> **Your goal**
Note how many lines in the entries below contain the string "volumes", and answer with that number and no other text.

> **Source information**
◇ ◇ ◇ ◇
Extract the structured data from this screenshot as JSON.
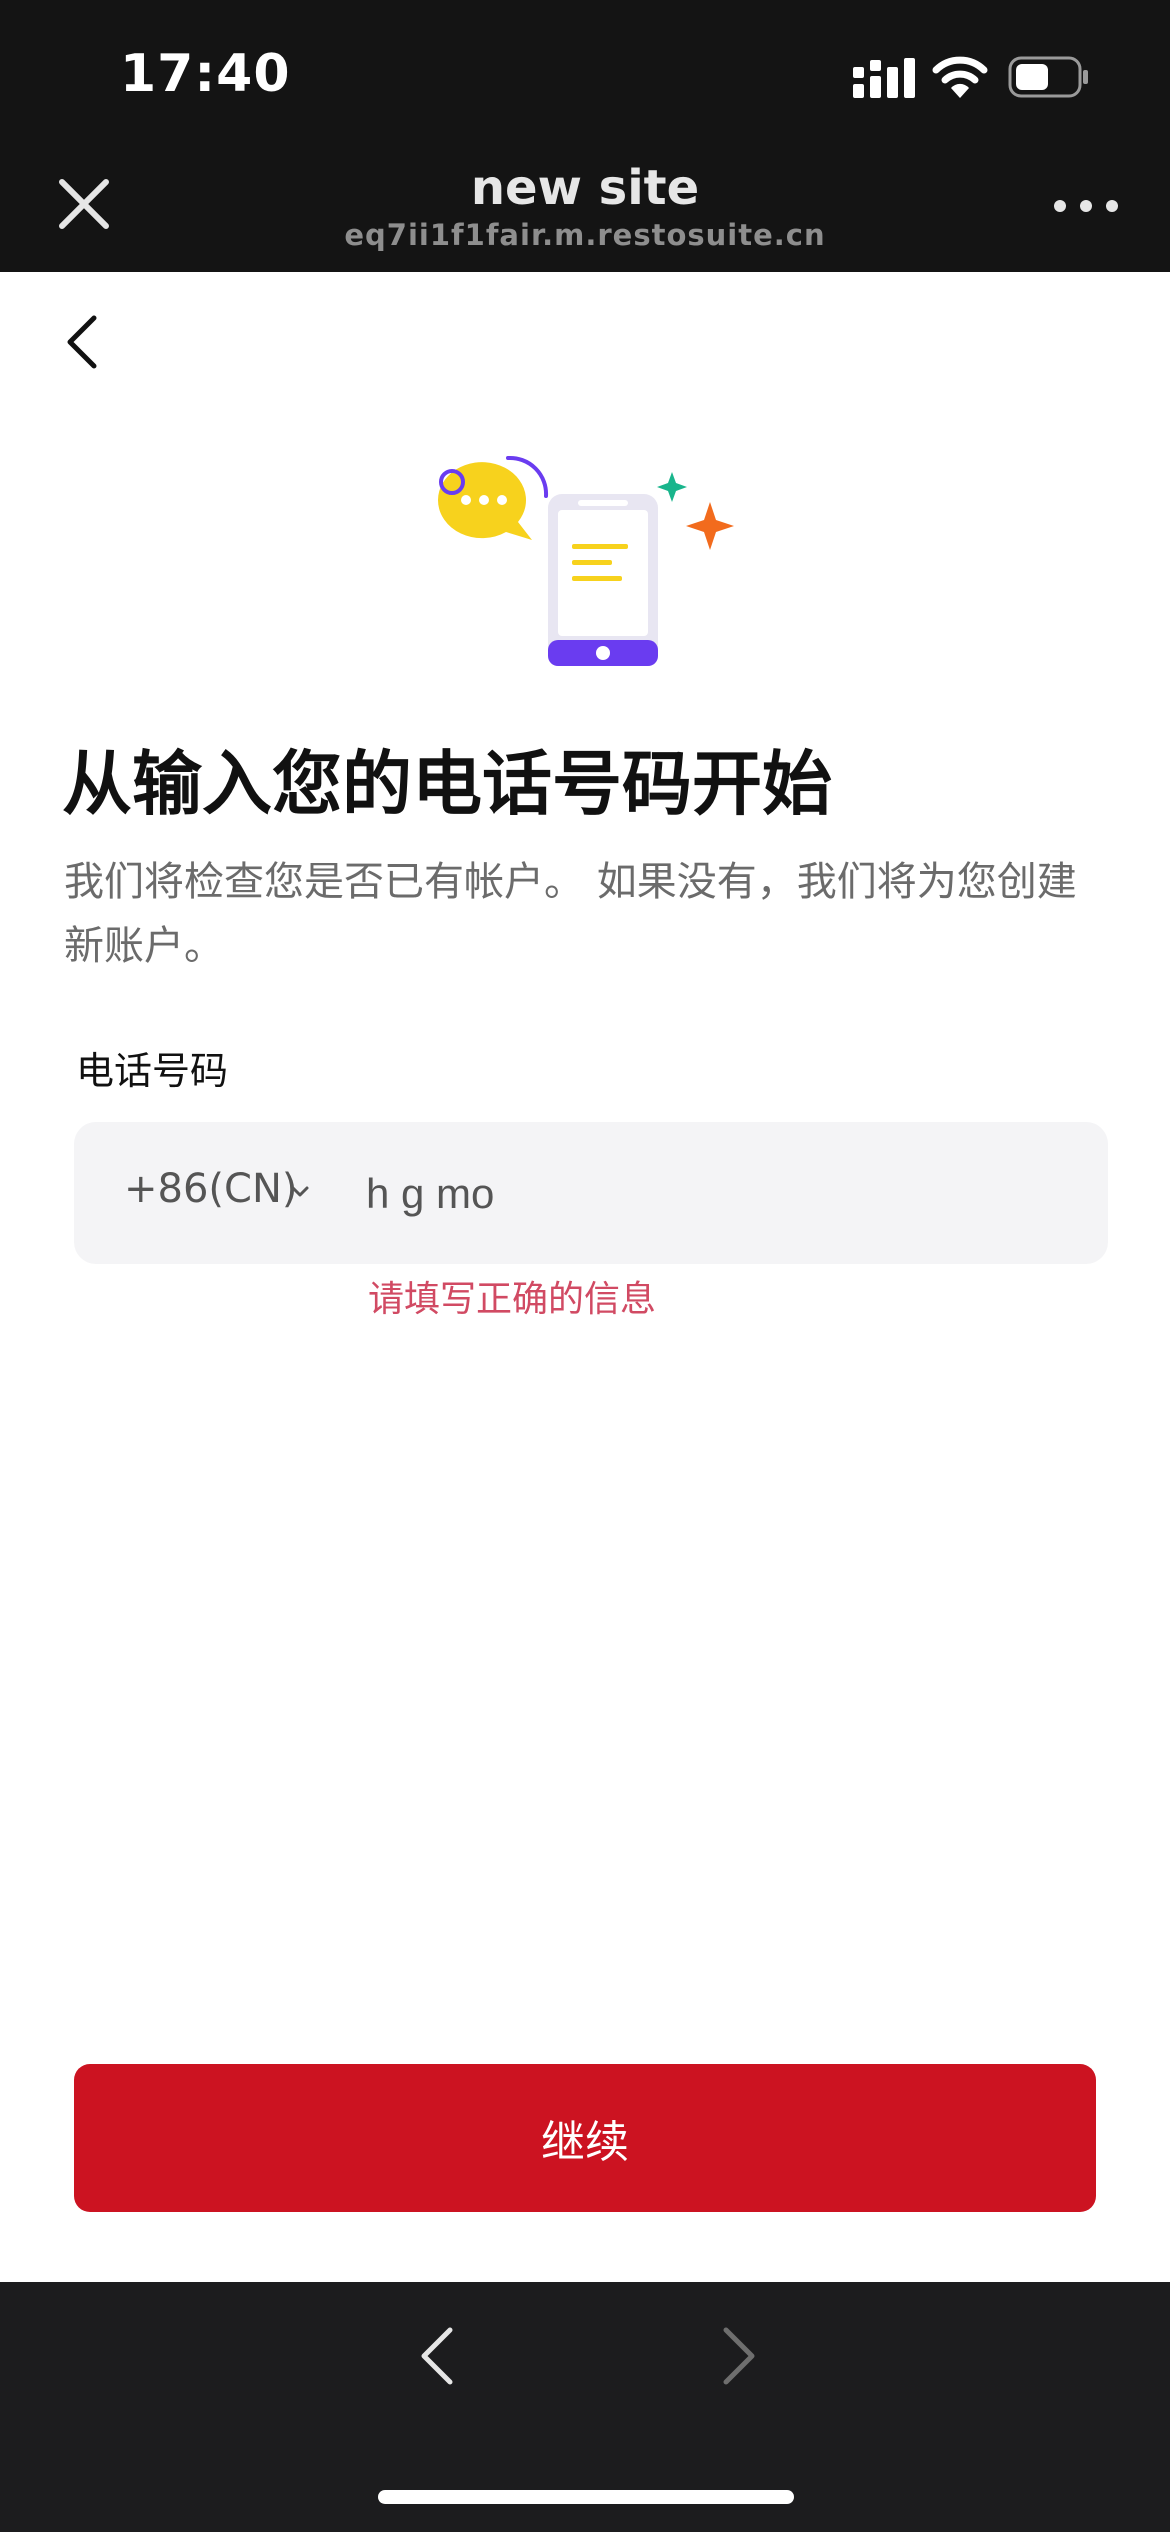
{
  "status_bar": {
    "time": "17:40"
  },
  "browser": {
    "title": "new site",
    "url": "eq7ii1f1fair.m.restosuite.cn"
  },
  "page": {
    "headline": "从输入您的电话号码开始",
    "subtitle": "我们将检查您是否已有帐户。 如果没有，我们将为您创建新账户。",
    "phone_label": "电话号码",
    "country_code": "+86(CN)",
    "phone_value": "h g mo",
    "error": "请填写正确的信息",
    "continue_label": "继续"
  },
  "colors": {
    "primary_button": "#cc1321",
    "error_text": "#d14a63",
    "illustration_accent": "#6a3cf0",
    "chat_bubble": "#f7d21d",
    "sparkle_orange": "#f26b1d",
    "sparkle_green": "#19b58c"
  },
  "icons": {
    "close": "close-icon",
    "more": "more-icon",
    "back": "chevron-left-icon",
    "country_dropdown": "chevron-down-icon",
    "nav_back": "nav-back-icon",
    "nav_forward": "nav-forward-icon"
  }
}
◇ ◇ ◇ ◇
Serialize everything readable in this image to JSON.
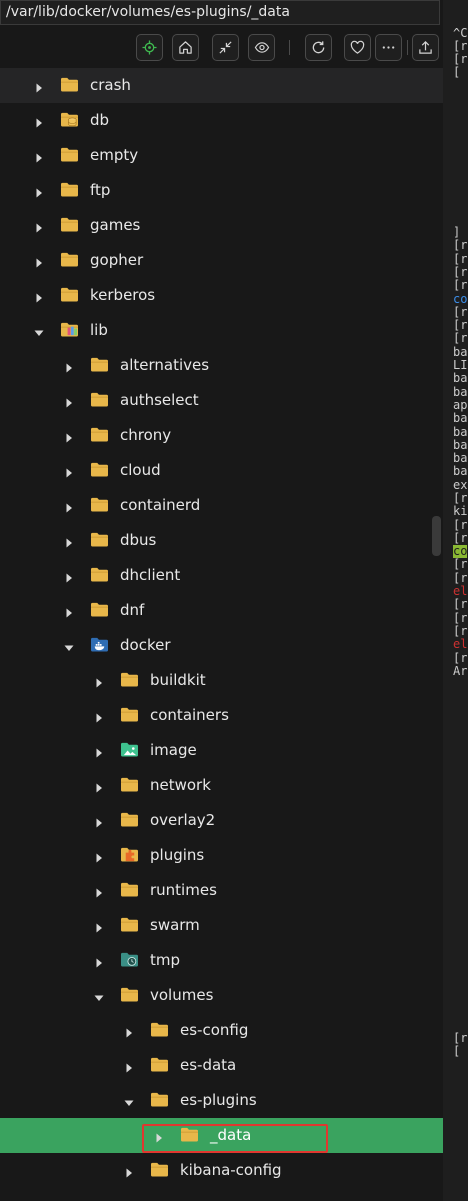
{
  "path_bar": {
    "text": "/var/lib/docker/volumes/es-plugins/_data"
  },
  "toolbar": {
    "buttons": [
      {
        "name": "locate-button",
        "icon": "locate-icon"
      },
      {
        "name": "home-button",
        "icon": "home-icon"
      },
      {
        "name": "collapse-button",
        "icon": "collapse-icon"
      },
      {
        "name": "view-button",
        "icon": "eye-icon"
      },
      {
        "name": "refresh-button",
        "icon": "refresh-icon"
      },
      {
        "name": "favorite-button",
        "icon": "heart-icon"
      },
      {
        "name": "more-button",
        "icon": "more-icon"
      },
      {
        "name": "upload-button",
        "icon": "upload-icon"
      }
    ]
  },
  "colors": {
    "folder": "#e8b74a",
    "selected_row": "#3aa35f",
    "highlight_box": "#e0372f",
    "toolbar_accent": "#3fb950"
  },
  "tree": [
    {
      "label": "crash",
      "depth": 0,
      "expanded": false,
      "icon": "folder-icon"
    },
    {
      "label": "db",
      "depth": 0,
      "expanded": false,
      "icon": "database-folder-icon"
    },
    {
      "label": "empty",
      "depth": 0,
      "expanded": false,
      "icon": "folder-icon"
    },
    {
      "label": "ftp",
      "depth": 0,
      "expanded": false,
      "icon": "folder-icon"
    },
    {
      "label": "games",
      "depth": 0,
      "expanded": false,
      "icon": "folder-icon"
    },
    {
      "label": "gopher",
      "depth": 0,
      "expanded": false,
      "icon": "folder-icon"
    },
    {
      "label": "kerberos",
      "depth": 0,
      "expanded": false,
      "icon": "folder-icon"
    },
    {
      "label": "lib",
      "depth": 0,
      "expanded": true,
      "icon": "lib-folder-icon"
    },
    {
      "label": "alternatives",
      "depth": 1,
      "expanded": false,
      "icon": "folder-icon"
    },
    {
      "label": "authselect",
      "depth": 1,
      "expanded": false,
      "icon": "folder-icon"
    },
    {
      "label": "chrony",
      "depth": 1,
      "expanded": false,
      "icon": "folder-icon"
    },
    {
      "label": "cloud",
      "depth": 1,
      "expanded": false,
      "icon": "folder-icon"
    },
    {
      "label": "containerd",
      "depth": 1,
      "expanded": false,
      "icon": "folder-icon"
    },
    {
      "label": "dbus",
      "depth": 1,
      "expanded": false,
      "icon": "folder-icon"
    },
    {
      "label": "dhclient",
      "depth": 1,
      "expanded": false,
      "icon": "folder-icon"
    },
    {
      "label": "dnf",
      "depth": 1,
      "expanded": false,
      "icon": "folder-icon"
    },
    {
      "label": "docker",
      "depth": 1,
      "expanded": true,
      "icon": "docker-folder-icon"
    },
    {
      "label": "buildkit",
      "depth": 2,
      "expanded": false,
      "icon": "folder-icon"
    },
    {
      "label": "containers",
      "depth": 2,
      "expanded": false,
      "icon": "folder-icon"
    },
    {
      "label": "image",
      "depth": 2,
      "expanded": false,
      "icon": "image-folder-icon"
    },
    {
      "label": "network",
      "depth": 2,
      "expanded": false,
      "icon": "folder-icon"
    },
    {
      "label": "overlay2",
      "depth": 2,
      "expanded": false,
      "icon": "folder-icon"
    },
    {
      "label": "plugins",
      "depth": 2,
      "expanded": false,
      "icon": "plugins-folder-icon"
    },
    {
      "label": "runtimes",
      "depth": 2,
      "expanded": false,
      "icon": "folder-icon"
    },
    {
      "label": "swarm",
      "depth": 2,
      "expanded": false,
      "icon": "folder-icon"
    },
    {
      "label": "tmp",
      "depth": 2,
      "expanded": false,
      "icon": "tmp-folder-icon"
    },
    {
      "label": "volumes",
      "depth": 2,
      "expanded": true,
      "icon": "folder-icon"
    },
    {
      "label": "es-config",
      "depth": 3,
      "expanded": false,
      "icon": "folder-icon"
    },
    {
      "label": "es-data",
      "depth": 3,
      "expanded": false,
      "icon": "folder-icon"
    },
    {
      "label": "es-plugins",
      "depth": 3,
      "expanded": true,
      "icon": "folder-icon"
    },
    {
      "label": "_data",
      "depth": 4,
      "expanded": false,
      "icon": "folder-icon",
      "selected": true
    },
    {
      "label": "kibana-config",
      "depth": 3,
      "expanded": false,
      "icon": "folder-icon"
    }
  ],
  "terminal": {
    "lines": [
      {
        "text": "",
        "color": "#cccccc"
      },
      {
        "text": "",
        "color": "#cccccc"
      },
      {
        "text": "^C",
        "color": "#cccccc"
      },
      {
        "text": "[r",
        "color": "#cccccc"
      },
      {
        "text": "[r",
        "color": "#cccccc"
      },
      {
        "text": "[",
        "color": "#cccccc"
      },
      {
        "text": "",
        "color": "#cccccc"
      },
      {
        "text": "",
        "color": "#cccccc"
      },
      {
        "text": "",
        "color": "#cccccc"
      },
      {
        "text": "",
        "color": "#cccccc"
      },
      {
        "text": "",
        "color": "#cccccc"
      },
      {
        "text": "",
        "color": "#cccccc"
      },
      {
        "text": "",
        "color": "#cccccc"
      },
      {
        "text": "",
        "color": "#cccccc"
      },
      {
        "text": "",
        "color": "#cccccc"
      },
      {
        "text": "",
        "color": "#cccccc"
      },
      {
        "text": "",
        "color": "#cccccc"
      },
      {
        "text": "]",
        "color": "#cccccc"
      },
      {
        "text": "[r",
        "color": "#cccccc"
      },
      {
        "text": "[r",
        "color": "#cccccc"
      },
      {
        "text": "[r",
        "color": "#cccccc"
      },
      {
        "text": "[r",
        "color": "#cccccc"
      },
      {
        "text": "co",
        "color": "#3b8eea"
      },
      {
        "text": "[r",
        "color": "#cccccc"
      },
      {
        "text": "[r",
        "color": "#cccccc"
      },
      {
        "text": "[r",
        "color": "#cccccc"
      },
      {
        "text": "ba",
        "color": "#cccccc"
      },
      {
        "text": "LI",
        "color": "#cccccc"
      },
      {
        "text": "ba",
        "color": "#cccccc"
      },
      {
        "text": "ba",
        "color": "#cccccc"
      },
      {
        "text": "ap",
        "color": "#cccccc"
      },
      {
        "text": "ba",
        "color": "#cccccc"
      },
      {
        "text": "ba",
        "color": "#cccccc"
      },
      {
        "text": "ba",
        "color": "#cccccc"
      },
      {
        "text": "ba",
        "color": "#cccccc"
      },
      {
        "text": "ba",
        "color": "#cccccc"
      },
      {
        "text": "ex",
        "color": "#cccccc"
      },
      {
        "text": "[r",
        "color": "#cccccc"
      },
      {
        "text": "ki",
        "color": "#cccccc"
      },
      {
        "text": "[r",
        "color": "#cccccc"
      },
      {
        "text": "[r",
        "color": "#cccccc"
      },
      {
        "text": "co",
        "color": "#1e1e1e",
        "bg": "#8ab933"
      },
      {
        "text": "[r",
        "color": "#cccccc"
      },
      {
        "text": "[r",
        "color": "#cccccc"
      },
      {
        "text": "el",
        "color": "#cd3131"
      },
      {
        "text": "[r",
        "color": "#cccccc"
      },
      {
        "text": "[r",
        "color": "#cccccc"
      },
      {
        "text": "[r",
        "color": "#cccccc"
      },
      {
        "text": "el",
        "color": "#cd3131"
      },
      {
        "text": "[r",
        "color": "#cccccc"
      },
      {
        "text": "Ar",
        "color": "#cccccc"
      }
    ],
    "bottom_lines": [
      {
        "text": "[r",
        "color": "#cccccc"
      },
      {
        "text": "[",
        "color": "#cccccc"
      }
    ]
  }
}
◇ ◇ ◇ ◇
> **Task answer**
2